> [WORK TO BE COMPLETED]: Any picture among the records should be left out, please; retype the rest exactly.

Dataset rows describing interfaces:

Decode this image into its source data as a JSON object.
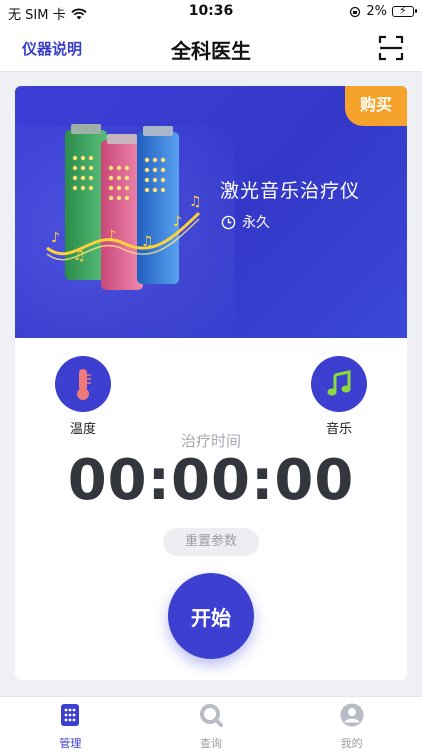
{
  "status_bar": {
    "carrier": "无 SIM 卡",
    "time": "10:36",
    "battery": "2%"
  },
  "nav": {
    "left_label": "仪器说明",
    "title": "全科医生",
    "scan_icon": "scan-icon"
  },
  "banner": {
    "buy_label": "购买",
    "product_name": "激光音乐治疗仪",
    "duration": "永久"
  },
  "controls": {
    "temperature_label": "温度",
    "music_label": "音乐",
    "time_label": "治疗时间",
    "timer_value": "00:00:00",
    "reset_label": "重置参数",
    "start_label": "开始"
  },
  "tabs": [
    {
      "label": "管理",
      "icon": "grid-icon",
      "active": true
    },
    {
      "label": "查询",
      "icon": "search-icon",
      "active": false
    },
    {
      "label": "我的",
      "icon": "user-icon",
      "active": false
    }
  ],
  "colors": {
    "accent": "#3d3fd1",
    "banner": "#3b3fd6",
    "buy_badge": "#f5a32a",
    "thermometer": "#f07a7a",
    "music_note": "#8bdc3a"
  }
}
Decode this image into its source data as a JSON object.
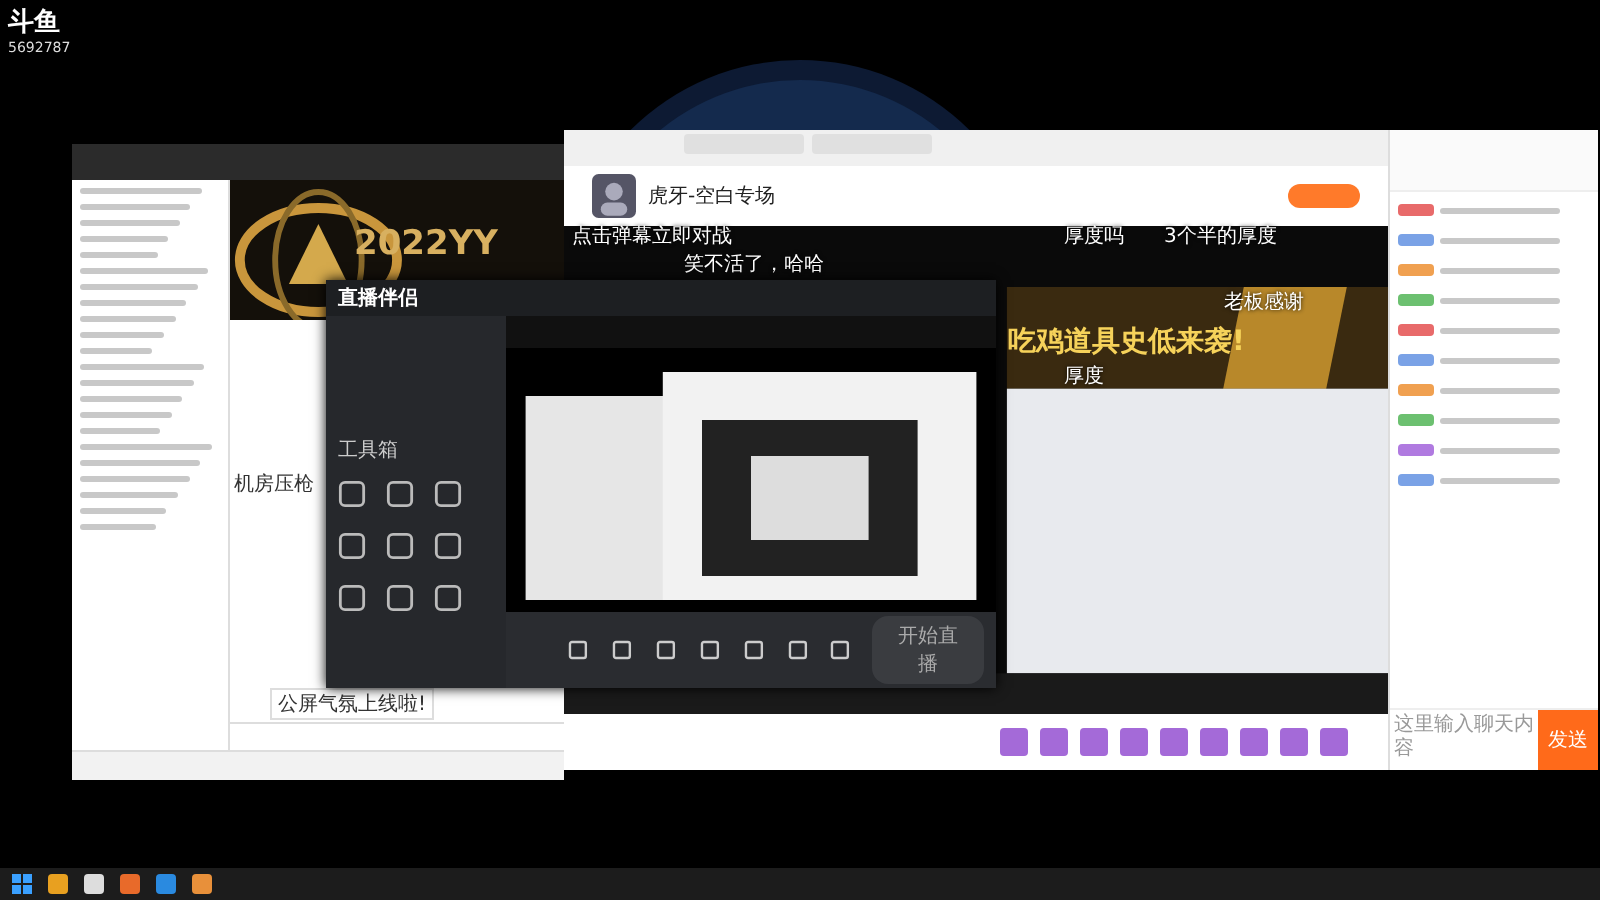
{
  "logo": {
    "brand": "斗鱼",
    "room": "5692787"
  },
  "yy_window": {
    "banner": "2022YY",
    "chat_line": "机房压枪",
    "notice": "公屏气氛上线啦!"
  },
  "companion": {
    "brand": "直播伴侣",
    "toolbox": "工具箱",
    "start_button": "开始直播"
  },
  "browser": {
    "streamer": "虎牙-空白专场",
    "banner": "吃鸡道具史低来袭!",
    "danmaku": [
      {
        "text": "点击弹幕立即对战"
      },
      {
        "text": "厚度吗"
      },
      {
        "text": "3个半的厚度"
      },
      {
        "text": "笑不活了，哈哈"
      },
      {
        "text": "老板感谢"
      },
      {
        "text": "厚度"
      }
    ]
  },
  "chat_panel": {
    "placeholder": "这里输入聊天内容",
    "send": "发送"
  }
}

> [RESPONSE AREA]:
Decode this image into its source data as a JSON object.
{
  "status_bar": {
    "carrier": "无 SIM 卡",
    "time": "10:36",
    "battery": "2%"
  },
  "nav": {
    "left_label": "仪器说明",
    "title": "全科医生",
    "scan_icon": "scan-icon"
  },
  "banner": {
    "buy_label": "购买",
    "product_name": "激光音乐治疗仪",
    "duration": "永久"
  },
  "controls": {
    "temperature_label": "温度",
    "music_label": "音乐",
    "time_label": "治疗时间",
    "timer_value": "00:00:00",
    "reset_label": "重置参数",
    "start_label": "开始"
  },
  "tabs": [
    {
      "label": "管理",
      "icon": "grid-icon",
      "active": true
    },
    {
      "label": "查询",
      "icon": "search-icon",
      "active": false
    },
    {
      "label": "我的",
      "icon": "user-icon",
      "active": false
    }
  ],
  "colors": {
    "accent": "#3d3fd1",
    "banner": "#3b3fd6",
    "buy_badge": "#f5a32a",
    "thermometer": "#f07a7a",
    "music_note": "#8bdc3a"
  }
}
Decode this image into its source data as a JSON object.
{
  "logo": {
    "brand": "斗鱼",
    "room": "5692787"
  },
  "yy_window": {
    "banner": "2022YY",
    "chat_line": "机房压枪",
    "notice": "公屏气氛上线啦!"
  },
  "companion": {
    "brand": "直播伴侣",
    "toolbox": "工具箱",
    "start_button": "开始直播"
  },
  "browser": {
    "streamer": "虎牙-空白专场",
    "banner": "吃鸡道具史低来袭!",
    "danmaku": [
      {
        "text": "点击弹幕立即对战"
      },
      {
        "text": "厚度吗"
      },
      {
        "text": "3个半的厚度"
      },
      {
        "text": "笑不活了，哈哈"
      },
      {
        "text": "老板感谢"
      },
      {
        "text": "厚度"
      }
    ]
  },
  "chat_panel": {
    "placeholder": "这里输入聊天内容",
    "send": "发送"
  }
}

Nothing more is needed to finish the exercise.